§ Exercise objective: Every line of the records that holds the word "JSON" should be copied out.

§ Supplied information:
--- --- ---
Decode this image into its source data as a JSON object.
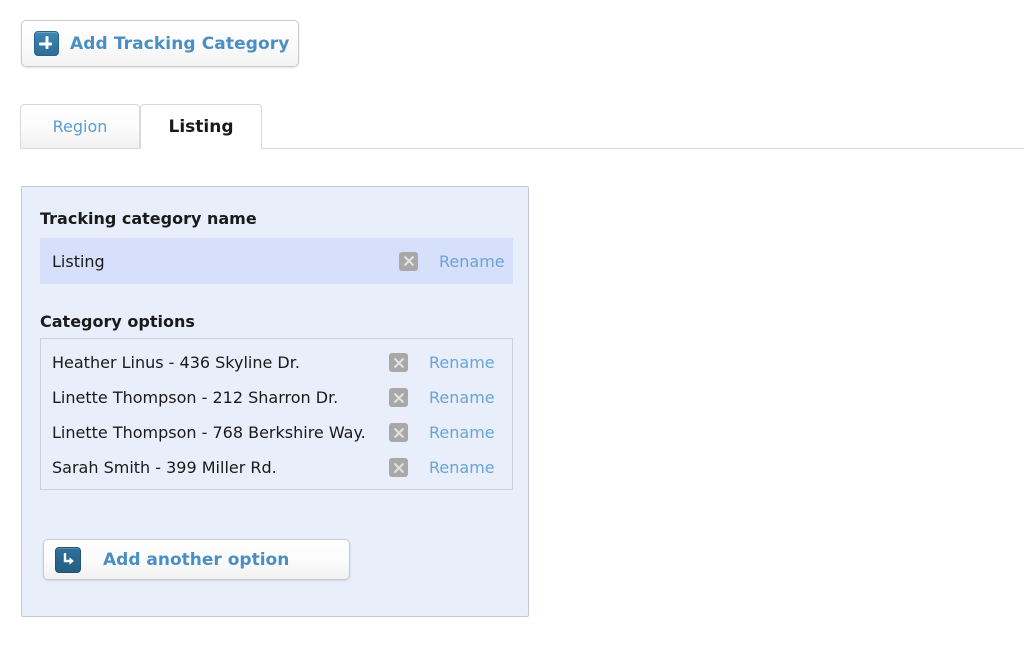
{
  "toolbar": {
    "add_category_label": "Add Tracking Category",
    "add_category_icon": "plus-icon"
  },
  "tabs": [
    {
      "label": "Region",
      "active": false
    },
    {
      "label": "Listing",
      "active": true
    }
  ],
  "panel": {
    "name_heading": "Tracking category name",
    "options_heading": "Category options",
    "category_name": "Listing",
    "rename_label": "Rename",
    "delete_icon": "close-x-icon",
    "options": [
      "Heather Linus - 436 Skyline Dr.",
      "Linette Thompson - 212 Sharron Dr.",
      "Linette Thompson - 768 Berkshire Way.",
      "Sarah Smith - 399 Miller Rd."
    ],
    "add_option_label": "Add another option",
    "add_option_icon": "arrow-turn-down-right-icon"
  },
  "colors": {
    "link_blue": "#6ba3d6",
    "button_label_blue": "#4a8fc4",
    "panel_bg": "#e8eefa",
    "name_row_bg": "#d6e0fa",
    "icon_blue_dark": "#2f6f99",
    "delete_gray": "#a8a8a8",
    "border_gray": "#c3c7cf"
  }
}
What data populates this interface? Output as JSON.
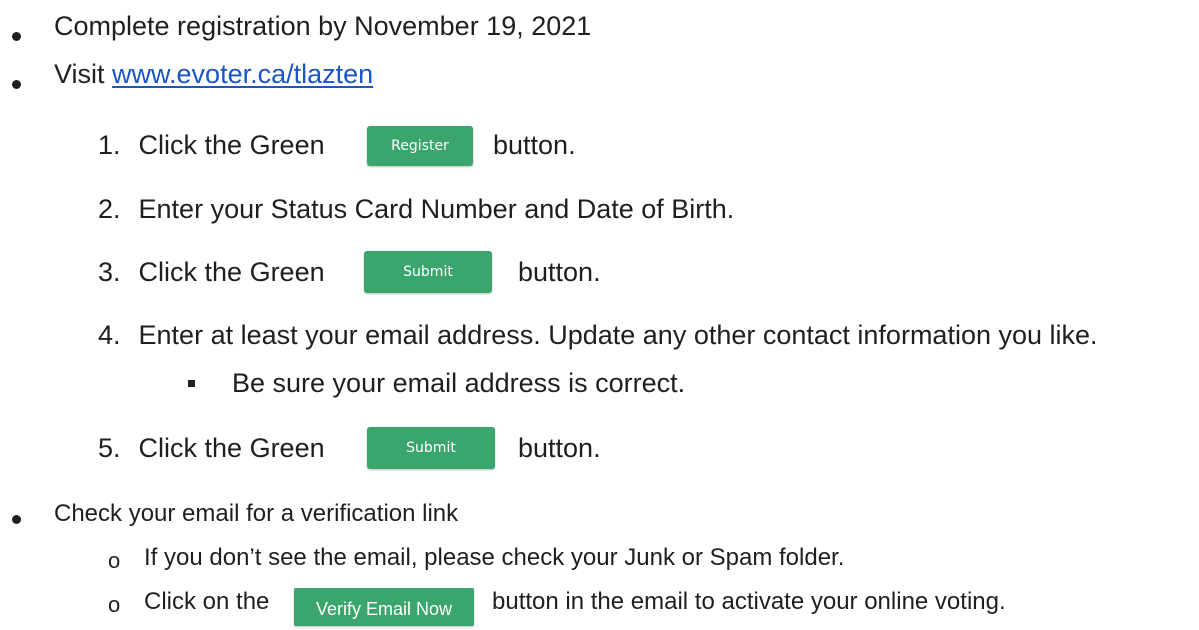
{
  "bullets": {
    "registration": "Complete registration by November 19, 2021",
    "visit_label": "Visit ",
    "visit_link": "www.evoter.ca/tlazten",
    "check_email": "Check your email for a verification link"
  },
  "steps": [
    {
      "number": "1.",
      "before": "Click the Green",
      "button": "Register",
      "after": "button."
    },
    {
      "number": "2.",
      "text": "Enter your Status Card Number and Date of Birth."
    },
    {
      "number": "3.",
      "before": "Click the Green",
      "button": "Submit",
      "after": "button."
    },
    {
      "number": "4.",
      "text": "Enter at least your email address. Update any other contact information you like."
    },
    {
      "number": "5.",
      "before": "Click the Green",
      "button": "Submit",
      "after": "button."
    }
  ],
  "sub_bullet": "Be sure your email address is correct.",
  "email_notes": {
    "spam": "If you don’t see the email, please check your Junk or Spam folder.",
    "verify_before": "Click on the",
    "verify_button": "Verify Email Now",
    "verify_after": "button in the email to activate your online voting."
  },
  "o_marker": "o",
  "colors": {
    "button_green": "#3aa56c",
    "link_blue": "#1a56c4",
    "text": "#1f1f1f"
  }
}
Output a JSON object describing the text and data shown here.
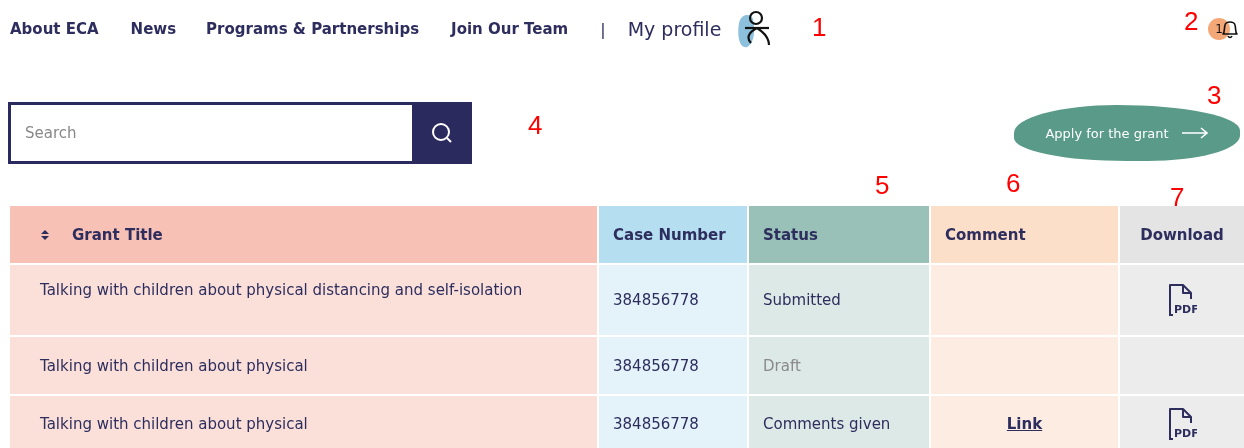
{
  "nav": {
    "links": [
      "About ECA",
      "News",
      "Programs & Partnerships",
      "Join Our Team"
    ],
    "separator": "|",
    "profile": "My profile"
  },
  "notifications": {
    "count": "1"
  },
  "search": {
    "placeholder": "Search"
  },
  "apply_button": {
    "label": "Apply for the grant"
  },
  "table": {
    "columns": [
      "Grant Title",
      "Case Number",
      "Status",
      "Comment",
      "Download"
    ],
    "rows": [
      {
        "title": "Talking with children about physical distancing and self-isolation",
        "case": "384856778",
        "status": "Submitted",
        "dimmed": false,
        "comment": null,
        "download": "PDF"
      },
      {
        "title": "Talking with children about physical",
        "case": "384856778",
        "status": "Draft",
        "dimmed": true,
        "comment": null,
        "download": null
      },
      {
        "title": "Talking with children about physical",
        "case": "384856778",
        "status": "Comments given",
        "dimmed": false,
        "comment": "Link",
        "download": "PDF"
      }
    ]
  },
  "annotations": [
    "1",
    "2",
    "3",
    "4",
    "5",
    "6",
    "7"
  ]
}
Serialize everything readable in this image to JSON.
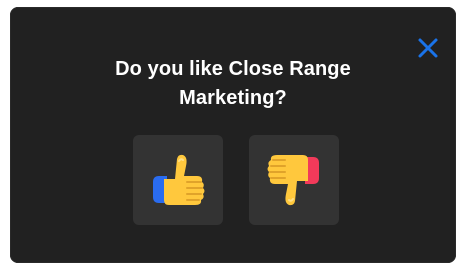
{
  "dialog": {
    "title_line1": "Do you like Close Range",
    "title_line2": "Marketing?",
    "close_icon": "close-icon",
    "buttons": [
      {
        "name": "thumbs-up-button",
        "icon": "thumbs-up-icon"
      },
      {
        "name": "thumbs-down-button",
        "icon": "thumbs-down-icon"
      }
    ]
  },
  "colors": {
    "dialog_bg": "#212121",
    "button_bg": "#333333",
    "accent": "#1a73e8",
    "thumb_yellow": "#ffc83d",
    "thumb_blue": "#2a6cf0",
    "thumb_red": "#f23a5a"
  }
}
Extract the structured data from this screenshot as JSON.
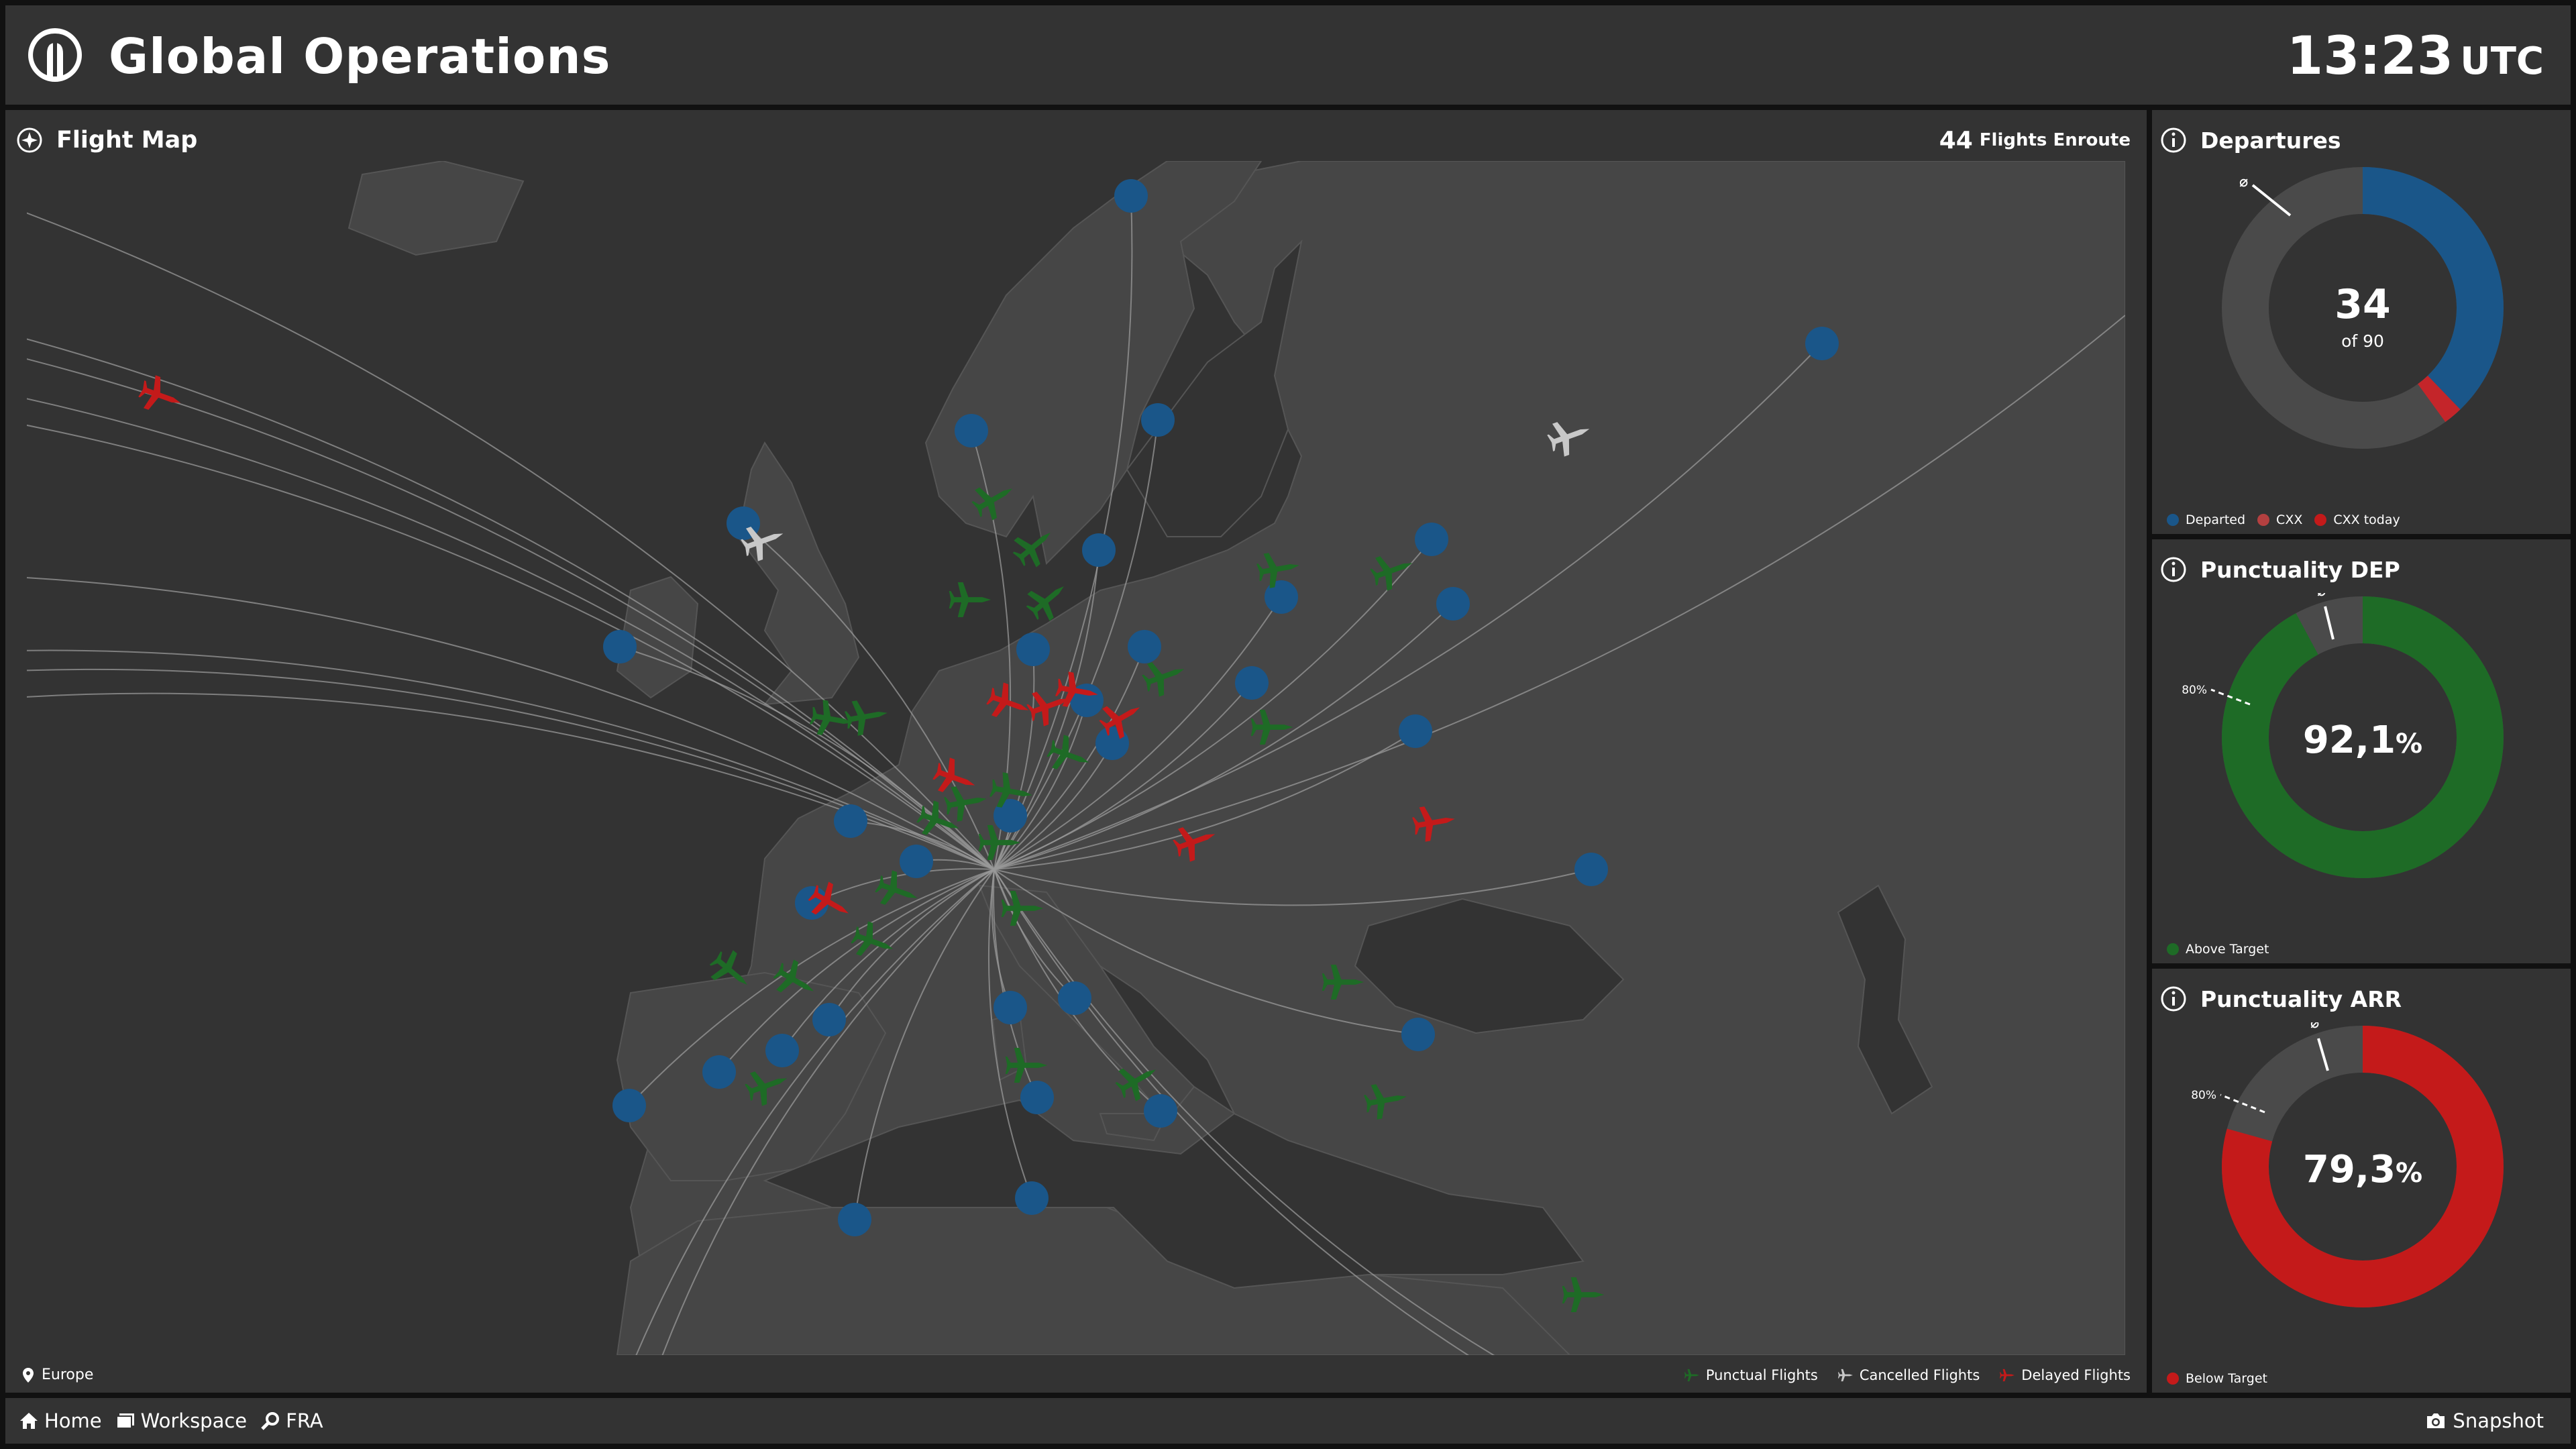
{
  "header": {
    "title": "Global Operations",
    "time": "13:23",
    "timezone": "UTC"
  },
  "map_panel": {
    "title": "Flight Map",
    "enroute_count": "44",
    "enroute_label": "Flights Enroute",
    "region": "Europe",
    "legend": {
      "punctual": "Punctual Flights",
      "cancelled": "Cancelled Flights",
      "delayed": "Delayed Flights"
    }
  },
  "departures": {
    "title": "Departures",
    "value": "34",
    "sub": "of 90",
    "avg_symbol": "⌀",
    "departed_fraction": 0.378,
    "cxx_fraction": 0.022,
    "legend": [
      "Departed",
      "CXX",
      "CXX today"
    ]
  },
  "punctuality_dep": {
    "title": "Punctuality DEP",
    "value": "92,1",
    "unit": "%",
    "target": "80%",
    "avg_symbol": "⌀",
    "fraction": 0.921,
    "legend": "Above Target"
  },
  "punctuality_arr": {
    "title": "Punctuality ARR",
    "value": "79,3",
    "unit": "%",
    "target": "80%",
    "avg_symbol": "⌀",
    "fraction": 0.793,
    "legend": "Below Target"
  },
  "footer": {
    "home": "Home",
    "workspace": "Workspace",
    "airport": "FRA",
    "snapshot": "Snapshot"
  },
  "colors": {
    "departed": "#1a5689",
    "cxx": "#c4252a",
    "punctual": "#1e6b26",
    "delayed": "#c41a1a",
    "cancelled": "#c8c8c8",
    "track": "#4a4a4a",
    "land": "#464646",
    "sea": "#333333"
  }
}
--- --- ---
§ Answer box:
Decode this image into its source data as a JSON object.
What data populates this interface? Output as JSON.
Output a JSON object describing the text and data shown here.
Serialize everything readable in this image to JSON.
Extract the structured data from this screenshot as JSON.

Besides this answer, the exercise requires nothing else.